Germany, traditionally a stronghold for environmentalists, exemplified the humbling of the Greens, who were predicted to fall from 20 per cent to 12 per cent. With further losses expected in France and elsewhere, the defeat of the Greens could well have an impact on the EU’s overall climate change policies, still the most progressive across the globe. As well as in France, the hard right, which focused its campaign on migration and crime, was expected to make significant gains in Italy, where premier Giorgia Meloni was tipped to consolidate her power. For decades, the European Union, which has its roots in the defeat of Nazi Germany and fascist Italy, confined the hard right to the political fringes. With its strong showing in these elections, the far right could now become a major player in policies ranging from migration to security and climate.

That could make it harder for the EU to pass legislation, and decision-making could at times be paralysed in the world’s biggest trading bloc. Bucking the trend was former EU leader and current Polish prime minister Donald Tusk, who overcame Law and Justice, the national conservative party that governed Poland from 2015-23 and drove it ever further to the right. A poll showed Mr Tusk’s party won with 38 per cent, compared to 34 per cent for his bitter nemesis. EU lawmakers, who serve a five-year term in the 720-seat parliament, have a say in issues from financial rules to climate and agriculture policy. They approve the EU budget, which bankrolls priorities including infrastructure projects, farm subsidies and aid delivered to Ukraine. And they hold a veto over appointments to the powerful EU commission.

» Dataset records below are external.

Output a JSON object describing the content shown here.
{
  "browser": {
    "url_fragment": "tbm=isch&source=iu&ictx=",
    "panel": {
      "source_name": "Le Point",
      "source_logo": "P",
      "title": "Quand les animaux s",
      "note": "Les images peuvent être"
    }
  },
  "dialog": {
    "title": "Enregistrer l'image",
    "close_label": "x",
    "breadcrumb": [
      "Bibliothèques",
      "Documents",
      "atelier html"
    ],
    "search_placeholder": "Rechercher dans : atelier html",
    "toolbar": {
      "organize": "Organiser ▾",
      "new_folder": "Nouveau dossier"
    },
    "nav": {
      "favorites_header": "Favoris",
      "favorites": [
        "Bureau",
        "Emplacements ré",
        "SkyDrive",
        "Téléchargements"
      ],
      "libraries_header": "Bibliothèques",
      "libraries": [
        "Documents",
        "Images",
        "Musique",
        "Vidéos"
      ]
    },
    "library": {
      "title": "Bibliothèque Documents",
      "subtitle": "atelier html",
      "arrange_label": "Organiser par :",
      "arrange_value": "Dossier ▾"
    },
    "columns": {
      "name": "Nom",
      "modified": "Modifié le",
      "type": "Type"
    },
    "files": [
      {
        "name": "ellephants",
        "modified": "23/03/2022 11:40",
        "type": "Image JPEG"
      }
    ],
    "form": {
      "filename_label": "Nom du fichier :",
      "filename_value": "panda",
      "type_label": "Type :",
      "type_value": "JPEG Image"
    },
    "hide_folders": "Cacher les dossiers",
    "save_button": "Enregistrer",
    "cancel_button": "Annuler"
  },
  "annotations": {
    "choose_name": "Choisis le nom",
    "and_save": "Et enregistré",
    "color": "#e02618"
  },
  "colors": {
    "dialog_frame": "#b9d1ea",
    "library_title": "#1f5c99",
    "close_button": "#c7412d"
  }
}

Since the last EU election in 2019, populist or far-right parties now lead governments in three nations — Hungary, Slovakia and Italy — and are part of ruling coalitions in others including Sweden, Finland and, soon, the Netherlands. Polls give the populists an advantage in France, Belgium, Austria and Italy.

Related articles